Column: Oscars exploited Chadwick Boseman

Destiny Blanchard

On Sunday night the annual Academy Awards, otherwise known as the Oscars, was held. This event awarded several actors and actresses who best displayed their talents in films throughout 2020. Many were looking forward to this event because of the nomination of the late actor Chadwick Boseman. In August of 2020 Boseman died of colon cancer at the age of 43, shocking fans everywhere. He was most known for his starring role in Marvel’s “Black Panther.” Boseman was nominated for best actor for the character Levy Green in Ma Rainey’s “Black Bottom.”

The Oscars took many opportunities to tribute the late actor. One way they “honored” him was by allegedly gifting some attendees with NFT’s (non-fungible tokens) of a digital golden sculpture of the actor’s head. The artist Andre Oshea was hired to design the sculpture, one of which will be auctioned off while half of the proceeds will go to the Colon Cancer Foundation in Boseman’s honor.

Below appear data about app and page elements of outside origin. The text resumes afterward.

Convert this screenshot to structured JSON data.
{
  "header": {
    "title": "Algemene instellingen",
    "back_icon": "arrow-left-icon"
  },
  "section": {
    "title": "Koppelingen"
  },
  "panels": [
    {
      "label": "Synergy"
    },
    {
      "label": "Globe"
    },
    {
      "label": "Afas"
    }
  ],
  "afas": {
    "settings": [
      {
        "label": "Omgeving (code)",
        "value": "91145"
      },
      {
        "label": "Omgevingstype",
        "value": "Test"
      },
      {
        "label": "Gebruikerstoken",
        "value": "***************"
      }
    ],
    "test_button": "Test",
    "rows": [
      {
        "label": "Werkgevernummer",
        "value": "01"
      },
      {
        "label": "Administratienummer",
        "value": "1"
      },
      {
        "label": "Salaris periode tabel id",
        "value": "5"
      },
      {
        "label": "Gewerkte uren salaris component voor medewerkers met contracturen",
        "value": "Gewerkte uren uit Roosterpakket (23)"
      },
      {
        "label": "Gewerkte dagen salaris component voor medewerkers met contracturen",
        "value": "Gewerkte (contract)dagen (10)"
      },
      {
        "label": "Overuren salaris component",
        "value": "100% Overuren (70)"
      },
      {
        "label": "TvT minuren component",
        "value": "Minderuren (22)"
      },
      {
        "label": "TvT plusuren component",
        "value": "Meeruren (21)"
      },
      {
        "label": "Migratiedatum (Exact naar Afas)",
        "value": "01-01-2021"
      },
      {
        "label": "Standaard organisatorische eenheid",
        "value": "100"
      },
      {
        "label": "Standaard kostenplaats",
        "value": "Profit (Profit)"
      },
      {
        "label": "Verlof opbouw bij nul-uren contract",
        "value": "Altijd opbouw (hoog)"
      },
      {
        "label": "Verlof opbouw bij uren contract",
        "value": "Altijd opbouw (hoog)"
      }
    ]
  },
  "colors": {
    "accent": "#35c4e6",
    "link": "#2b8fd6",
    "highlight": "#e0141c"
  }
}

The NFT’s weren’t the only way they included Boseman in the Oscars. While they normally save the award for Best Picture for last, they decided to save the Best Actor category for last, which the actor was nominated for. His family was also invited to this event and many anticipated his winning of the award. Although the best actor award was given to Anthony Hopkins who was not in attendance for his performance in “The Father.” After Anthony Hopkins was announced as the winner, the Oscars ended abruptly.

The Oscars has faced criticism in the past for their choice in nominations and has had a loss in ratings over several years. Their efforts to bring back viewership and appeal to more people may be why they chose to conduct the night in the way they did. However, their use of Chadwick Boseman’s name and likeness throughout the night was exploitative and self-serving. Using an artistic bust of his head and auctioning it off served as a reminder of his death rather than a nod to his legacy. The decision to leave the Best Actor award category last, regardless of if Boseman would win or not, seems like it was done to keep as many people watching in anticipation as possible. Boseman was known as being a private, talented and honorable man. The way the Oscars chose to honor him did nothing to uphold his legacy.